• **PROVIDED RECORDS**

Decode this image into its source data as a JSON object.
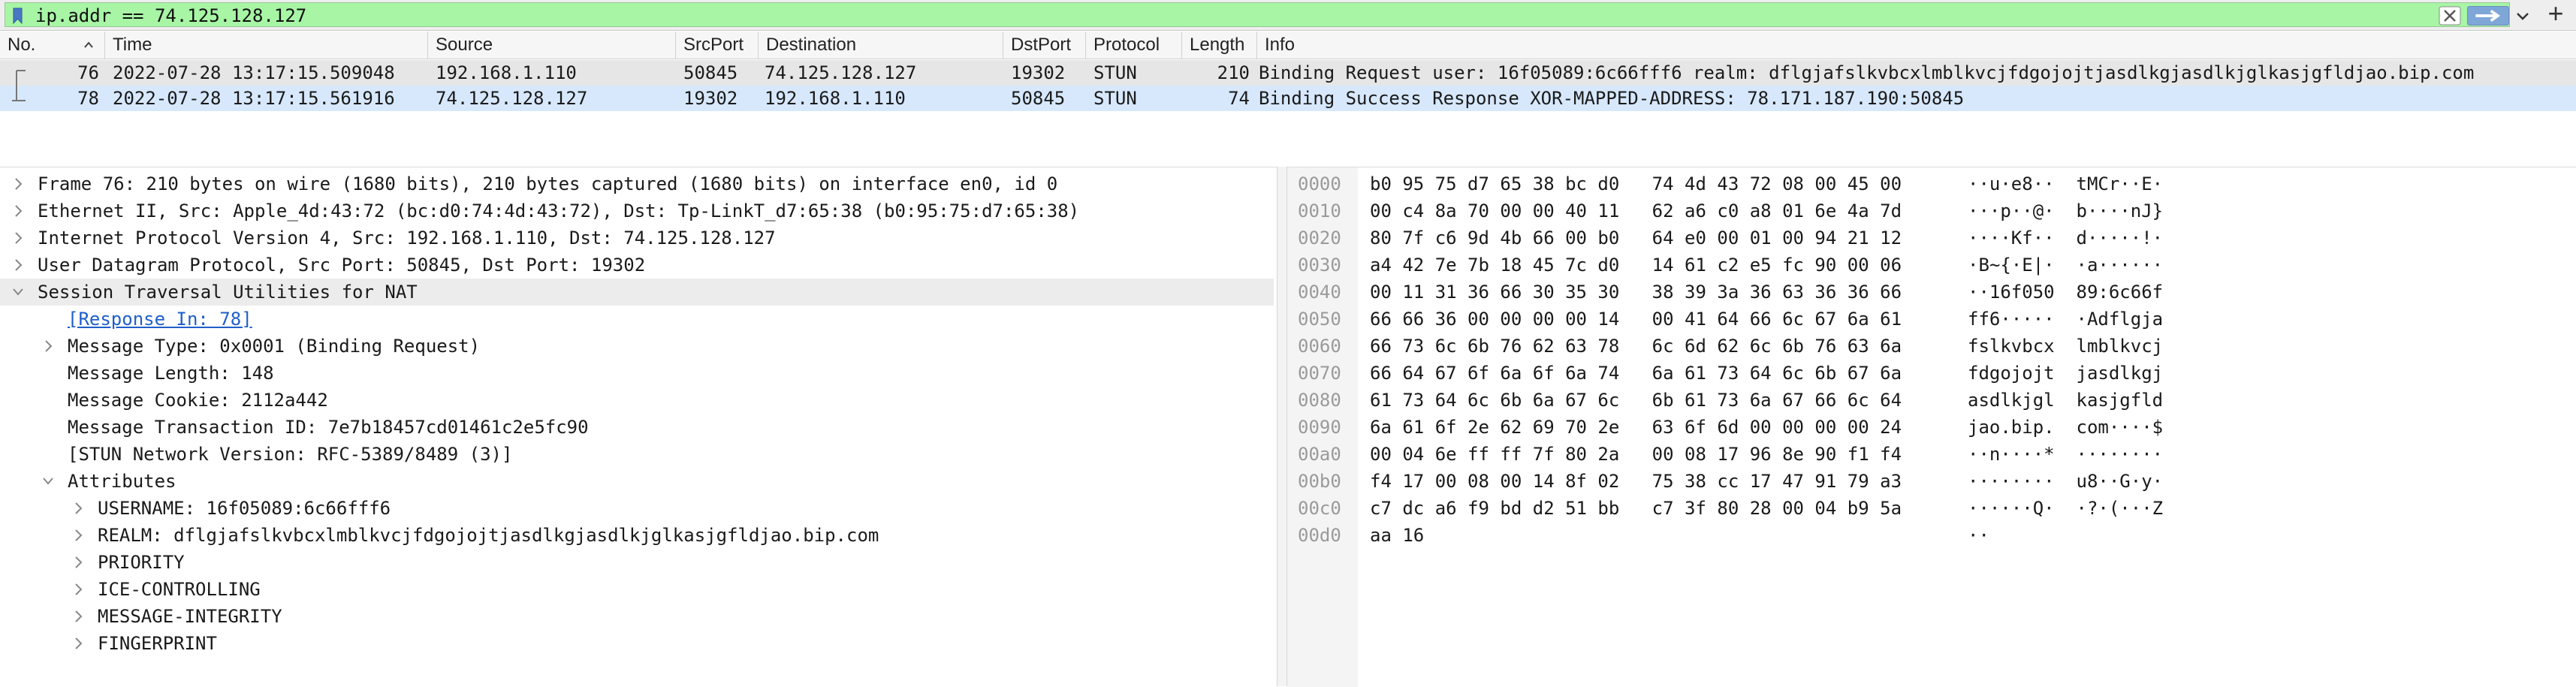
{
  "filter": {
    "value": "ip.addr == 74.125.128.127",
    "clear_icon": "clear-x-icon",
    "apply_icon": "arrow-right-icon",
    "plus": "+"
  },
  "packet_list": {
    "columns": [
      "No.",
      "Time",
      "Source",
      "SrcPort",
      "Destination",
      "DstPort",
      "Protocol",
      "Length",
      "Info"
    ],
    "rows": [
      {
        "no": "76",
        "time": "2022-07-28 13:17:15.509048",
        "source": "192.168.1.110",
        "srcport": "50845",
        "destination": "74.125.128.127",
        "dstport": "19302",
        "protocol": "STUN",
        "length": "210",
        "info": "Binding Request user: 16f05089:6c66fff6 realm: dflgjafslkvbcxlmblkvcjfdgojojtjasdlkgjasdlkjglkasjgfldjao.bip.com",
        "color": "#e6e6e6"
      },
      {
        "no": "78",
        "time": "2022-07-28 13:17:15.561916",
        "source": "74.125.128.127",
        "srcport": "19302",
        "destination": "192.168.1.110",
        "dstport": "50845",
        "protocol": "STUN",
        "length": "74",
        "info": "Binding Success Response XOR-MAPPED-ADDRESS: 78.171.187.190:50845",
        "color": "#d7e8fc"
      }
    ]
  },
  "details": [
    {
      "level": 0,
      "arrow": ">",
      "text": "Frame 76: 210 bytes on wire (1680 bits), 210 bytes captured (1680 bits) on interface en0, id 0"
    },
    {
      "level": 0,
      "arrow": ">",
      "text": "Ethernet II, Src: Apple_4d:43:72 (bc:d0:74:4d:43:72), Dst: Tp-LinkT_d7:65:38 (b0:95:75:d7:65:38)"
    },
    {
      "level": 0,
      "arrow": ">",
      "text": "Internet Protocol Version 4, Src: 192.168.1.110, Dst: 74.125.128.127"
    },
    {
      "level": 0,
      "arrow": ">",
      "text": "User Datagram Protocol, Src Port: 50845, Dst Port: 19302"
    },
    {
      "level": 0,
      "arrow": "v",
      "text": "Session Traversal Utilities for NAT"
    },
    {
      "level": 1,
      "arrow": "",
      "text": "[Response In: 78]",
      "link": true
    },
    {
      "level": 1,
      "arrow": ">",
      "text": "Message Type: 0x0001 (Binding Request)"
    },
    {
      "level": 1,
      "arrow": "",
      "text": "Message Length: 148"
    },
    {
      "level": 1,
      "arrow": "",
      "text": "Message Cookie: 2112a442"
    },
    {
      "level": 1,
      "arrow": "",
      "text": "Message Transaction ID: 7e7b18457cd01461c2e5fc90"
    },
    {
      "level": 1,
      "arrow": "",
      "text": "[STUN Network Version: RFC-5389/8489 (3)]"
    },
    {
      "level": 1,
      "arrow": "v",
      "text": "Attributes"
    },
    {
      "level": 2,
      "arrow": ">",
      "text": "USERNAME: 16f05089:6c66fff6"
    },
    {
      "level": 2,
      "arrow": ">",
      "text": "REALM: dflgjafslkvbcxlmblkvcjfdgojojtjasdlkgjasdlkjglkasjgfldjao.bip.com"
    },
    {
      "level": 2,
      "arrow": ">",
      "text": "PRIORITY"
    },
    {
      "level": 2,
      "arrow": ">",
      "text": "ICE-CONTROLLING"
    },
    {
      "level": 2,
      "arrow": ">",
      "text": "MESSAGE-INTEGRITY"
    },
    {
      "level": 2,
      "arrow": ">",
      "text": "FINGERPRINT"
    }
  ],
  "bytes": [
    {
      "offset": "0000",
      "hex": "b0 95 75 d7 65 38 bc d0   74 4d 43 72 08 00 45 00",
      "ascii": "··u·e8··  tMCr··E·"
    },
    {
      "offset": "0010",
      "hex": "00 c4 8a 70 00 00 40 11   62 a6 c0 a8 01 6e 4a 7d",
      "ascii": "···p··@·  b····nJ}"
    },
    {
      "offset": "0020",
      "hex": "80 7f c6 9d 4b 66 00 b0   64 e0 00 01 00 94 21 12",
      "ascii": "····Kf··  d·····!·"
    },
    {
      "offset": "0030",
      "hex": "a4 42 7e 7b 18 45 7c d0   14 61 c2 e5 fc 90 00 06",
      "ascii": "·B~{·E|·  ·a······"
    },
    {
      "offset": "0040",
      "hex": "00 11 31 36 66 30 35 30   38 39 3a 36 63 36 36 66",
      "ascii": "··16f050  89:6c66f"
    },
    {
      "offset": "0050",
      "hex": "66 66 36 00 00 00 00 14   00 41 64 66 6c 67 6a 61",
      "ascii": "ff6·····  ·Adflgja"
    },
    {
      "offset": "0060",
      "hex": "66 73 6c 6b 76 62 63 78   6c 6d 62 6c 6b 76 63 6a",
      "ascii": "fslkvbcx  lmblkvcj"
    },
    {
      "offset": "0070",
      "hex": "66 64 67 6f 6a 6f 6a 74   6a 61 73 64 6c 6b 67 6a",
      "ascii": "fdgojojt  jasdlkgj"
    },
    {
      "offset": "0080",
      "hex": "61 73 64 6c 6b 6a 67 6c   6b 61 73 6a 67 66 6c 64",
      "ascii": "asdlkjgl  kasjgfld"
    },
    {
      "offset": "0090",
      "hex": "6a 61 6f 2e 62 69 70 2e   63 6f 6d 00 00 00 00 24",
      "ascii": "jao.bip.  com····$"
    },
    {
      "offset": "00a0",
      "hex": "00 04 6e ff ff 7f 80 2a   00 08 17 96 8e 90 f1 f4",
      "ascii": "··n····*  ········"
    },
    {
      "offset": "00b0",
      "hex": "f4 17 00 08 00 14 8f 02   75 38 cc 17 47 91 79 a3",
      "ascii": "········  u8··G·y·"
    },
    {
      "offset": "00c0",
      "hex": "c7 dc a6 f9 bd d2 51 bb   c7 3f 80 28 00 04 b9 5a",
      "ascii": "······Q·  ·?·(···Z"
    },
    {
      "offset": "00d0",
      "hex": "aa 16",
      "ascii": "··"
    }
  ]
}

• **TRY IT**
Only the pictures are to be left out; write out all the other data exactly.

• **WRITTEN SOLUTION**
Decode this image into its source data as a JSON object.
{
  "filter": {
    "value": "ip.addr == 74.125.128.127",
    "clear_icon": "clear-x-icon",
    "apply_icon": "arrow-right-icon",
    "plus": "+"
  },
  "packet_list": {
    "columns": [
      "No.",
      "Time",
      "Source",
      "SrcPort",
      "Destination",
      "DstPort",
      "Protocol",
      "Length",
      "Info"
    ],
    "rows": [
      {
        "no": "76",
        "time": "2022-07-28 13:17:15.509048",
        "source": "192.168.1.110",
        "srcport": "50845",
        "destination": "74.125.128.127",
        "dstport": "19302",
        "protocol": "STUN",
        "length": "210",
        "info": "Binding Request user: 16f05089:6c66fff6 realm: dflgjafslkvbcxlmblkvcjfdgojojtjasdlkgjasdlkjglkasjgfldjao.bip.com",
        "color": "#e6e6e6"
      },
      {
        "no": "78",
        "time": "2022-07-28 13:17:15.561916",
        "source": "74.125.128.127",
        "srcport": "19302",
        "destination": "192.168.1.110",
        "dstport": "50845",
        "protocol": "STUN",
        "length": "74",
        "info": "Binding Success Response XOR-MAPPED-ADDRESS: 78.171.187.190:50845",
        "color": "#d7e8fc"
      }
    ]
  },
  "details": [
    {
      "level": 0,
      "arrow": ">",
      "text": "Frame 76: 210 bytes on wire (1680 bits), 210 bytes captured (1680 bits) on interface en0, id 0"
    },
    {
      "level": 0,
      "arrow": ">",
      "text": "Ethernet II, Src: Apple_4d:43:72 (bc:d0:74:4d:43:72), Dst: Tp-LinkT_d7:65:38 (b0:95:75:d7:65:38)"
    },
    {
      "level": 0,
      "arrow": ">",
      "text": "Internet Protocol Version 4, Src: 192.168.1.110, Dst: 74.125.128.127"
    },
    {
      "level": 0,
      "arrow": ">",
      "text": "User Datagram Protocol, Src Port: 50845, Dst Port: 19302"
    },
    {
      "level": 0,
      "arrow": "v",
      "text": "Session Traversal Utilities for NAT"
    },
    {
      "level": 1,
      "arrow": "",
      "text": "[Response In: 78]",
      "link": true
    },
    {
      "level": 1,
      "arrow": ">",
      "text": "Message Type: 0x0001 (Binding Request)"
    },
    {
      "level": 1,
      "arrow": "",
      "text": "Message Length: 148"
    },
    {
      "level": 1,
      "arrow": "",
      "text": "Message Cookie: 2112a442"
    },
    {
      "level": 1,
      "arrow": "",
      "text": "Message Transaction ID: 7e7b18457cd01461c2e5fc90"
    },
    {
      "level": 1,
      "arrow": "",
      "text": "[STUN Network Version: RFC-5389/8489 (3)]"
    },
    {
      "level": 1,
      "arrow": "v",
      "text": "Attributes"
    },
    {
      "level": 2,
      "arrow": ">",
      "text": "USERNAME: 16f05089:6c66fff6"
    },
    {
      "level": 2,
      "arrow": ">",
      "text": "REALM: dflgjafslkvbcxlmblkvcjfdgojojtjasdlkgjasdlkjglkasjgfldjao.bip.com"
    },
    {
      "level": 2,
      "arrow": ">",
      "text": "PRIORITY"
    },
    {
      "level": 2,
      "arrow": ">",
      "text": "ICE-CONTROLLING"
    },
    {
      "level": 2,
      "arrow": ">",
      "text": "MESSAGE-INTEGRITY"
    },
    {
      "level": 2,
      "arrow": ">",
      "text": "FINGERPRINT"
    }
  ],
  "bytes": [
    {
      "offset": "0000",
      "hex": "b0 95 75 d7 65 38 bc d0   74 4d 43 72 08 00 45 00",
      "ascii": "··u·e8··  tMCr··E·"
    },
    {
      "offset": "0010",
      "hex": "00 c4 8a 70 00 00 40 11   62 a6 c0 a8 01 6e 4a 7d",
      "ascii": "···p··@·  b····nJ}"
    },
    {
      "offset": "0020",
      "hex": "80 7f c6 9d 4b 66 00 b0   64 e0 00 01 00 94 21 12",
      "ascii": "····Kf··  d·····!·"
    },
    {
      "offset": "0030",
      "hex": "a4 42 7e 7b 18 45 7c d0   14 61 c2 e5 fc 90 00 06",
      "ascii": "·B~{·E|·  ·a······"
    },
    {
      "offset": "0040",
      "hex": "00 11 31 36 66 30 35 30   38 39 3a 36 63 36 36 66",
      "ascii": "··16f050  89:6c66f"
    },
    {
      "offset": "0050",
      "hex": "66 66 36 00 00 00 00 14   00 41 64 66 6c 67 6a 61",
      "ascii": "ff6·····  ·Adflgja"
    },
    {
      "offset": "0060",
      "hex": "66 73 6c 6b 76 62 63 78   6c 6d 62 6c 6b 76 63 6a",
      "ascii": "fslkvbcx  lmblkvcj"
    },
    {
      "offset": "0070",
      "hex": "66 64 67 6f 6a 6f 6a 74   6a 61 73 64 6c 6b 67 6a",
      "ascii": "fdgojojt  jasdlkgj"
    },
    {
      "offset": "0080",
      "hex": "61 73 64 6c 6b 6a 67 6c   6b 61 73 6a 67 66 6c 64",
      "ascii": "asdlkjgl  kasjgfld"
    },
    {
      "offset": "0090",
      "hex": "6a 61 6f 2e 62 69 70 2e   63 6f 6d 00 00 00 00 24",
      "ascii": "jao.bip.  com····$"
    },
    {
      "offset": "00a0",
      "hex": "00 04 6e ff ff 7f 80 2a   00 08 17 96 8e 90 f1 f4",
      "ascii": "··n····*  ········"
    },
    {
      "offset": "00b0",
      "hex": "f4 17 00 08 00 14 8f 02   75 38 cc 17 47 91 79 a3",
      "ascii": "········  u8··G·y·"
    },
    {
      "offset": "00c0",
      "hex": "c7 dc a6 f9 bd d2 51 bb   c7 3f 80 28 00 04 b9 5a",
      "ascii": "······Q·  ·?·(···Z"
    },
    {
      "offset": "00d0",
      "hex": "aa 16",
      "ascii": "··"
    }
  ]
}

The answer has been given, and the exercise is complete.